- arrangements for taking complaints were improved and there was good analysis of them taking place.
However, there were some concerns:
- there were still no quality assurance arrangements in place to systematically review custody records and no custody refresher training was taking place;
- as inspectors have found elsewhere, there was a lack of appropriate monitoring of the use of force, both locally and London-wide;
- although risk assessment was thorough, delays were leading to detainees being held in handcuffs for too long;
- there was a high use of strip searching; and
- the lack of local authority PACE beds led to some juveniles being unnecessarily detained in police custody overnight.
Nick Hardwick and Dru Sharpling said:
“Overall, custody provision in Tower Hamlets was much improved from the previous inspection. This report sets out a small number of recommendations that we hope will assist the MPS and Mayor’s Office for Policing and Crime to improve the facilities further.”
Notes to editors
- A copy of the full report can be found on the HM Inspectorate of Prisons website from 20 March 2012 at http://www.justice.gov.uk/hmicfrs/publications/inspectorate-reports/hmi-prisons/police-cell/index.htm.
- HM Inspectorate of Prisons is an independent inspectorate, inspecting places of detention to report on conditions and treatment, and promote positive outcomes for those detained and the public.
- Her Majesty’s Inspectorate of Constabulary (HMIC) is an independent inspectorate, inspecting policing in the public interest, and rigorously examines the efficiency and effectiveness of police forces and authorities to tackle crime and terrorism, improve criminal justice and raise confidence. HMIC inspects and regulates all 43 police forces in England and Wales together with other major policing bodies such as the Serious Organised Crime Agency, the Police Service of Northern Ireland, the British Transport Police and HMRC.
- This joint inspection was carried out from 22-24 November 2011.
- The Metropolitan Police Authority was replaced by the Mayor’s Office for Policing and Crime (MOPC) on 16 January 2012.

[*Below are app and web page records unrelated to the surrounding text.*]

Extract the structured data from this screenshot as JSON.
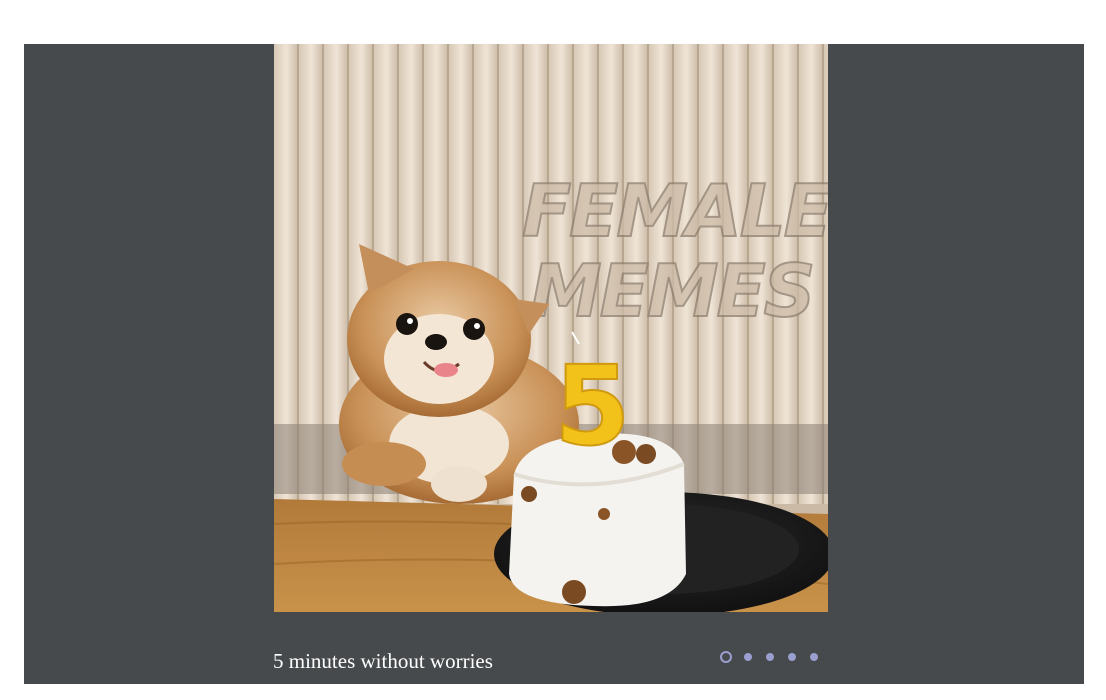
{
  "slider": {
    "caption": "5 minutes without worries",
    "image": {
      "subject": "dog-birthday-cake-photo",
      "watermark": [
        "FEMALE",
        "MEMES"
      ],
      "candle_number": "5"
    },
    "dots": {
      "count": 5,
      "active_index": 0
    },
    "colors": {
      "background": "#474a4c",
      "dot": "#9b9fd0",
      "caption": "#ffffff"
    }
  }
}
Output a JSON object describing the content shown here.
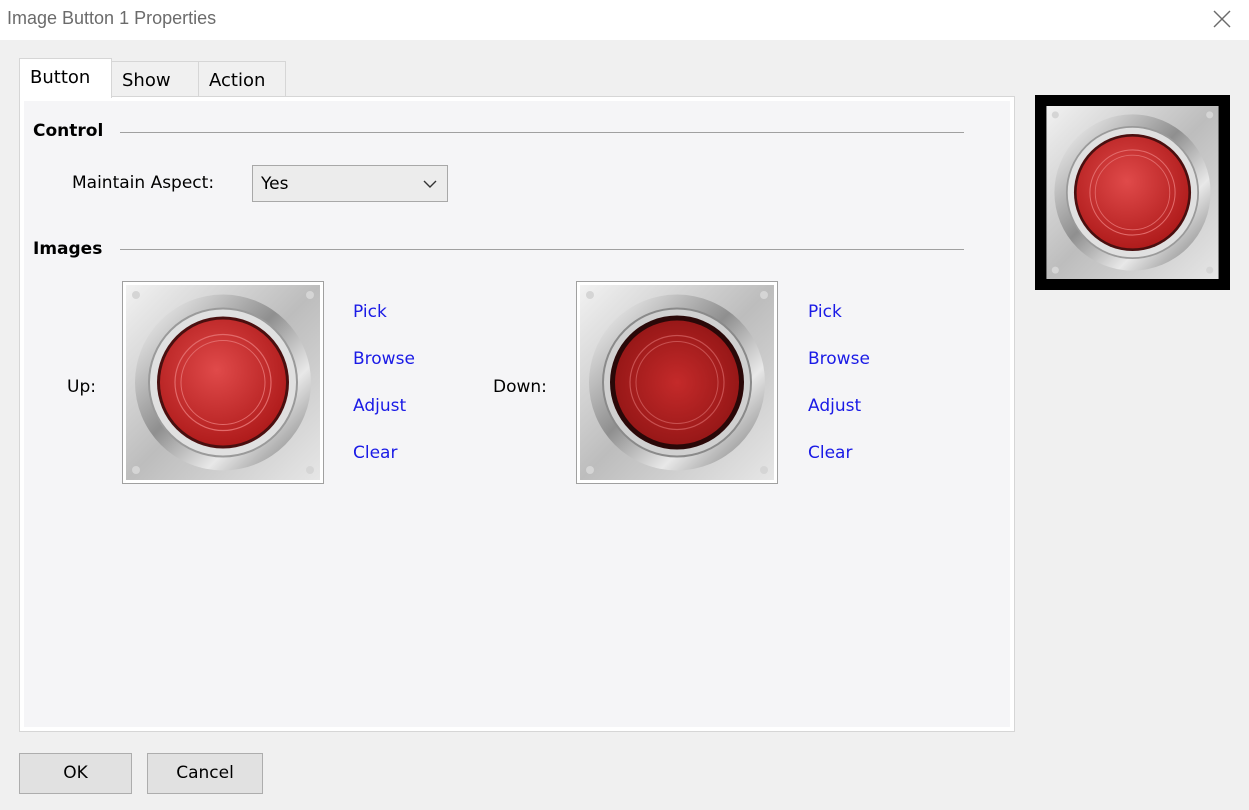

- Please contact Jane Parsons (HMIP Press Office) on 020 7035 2123 or 07880 787452 or Ruth Allman (HMIC Press Office) on 020 3513 0600 if you would like more information or to request an interview.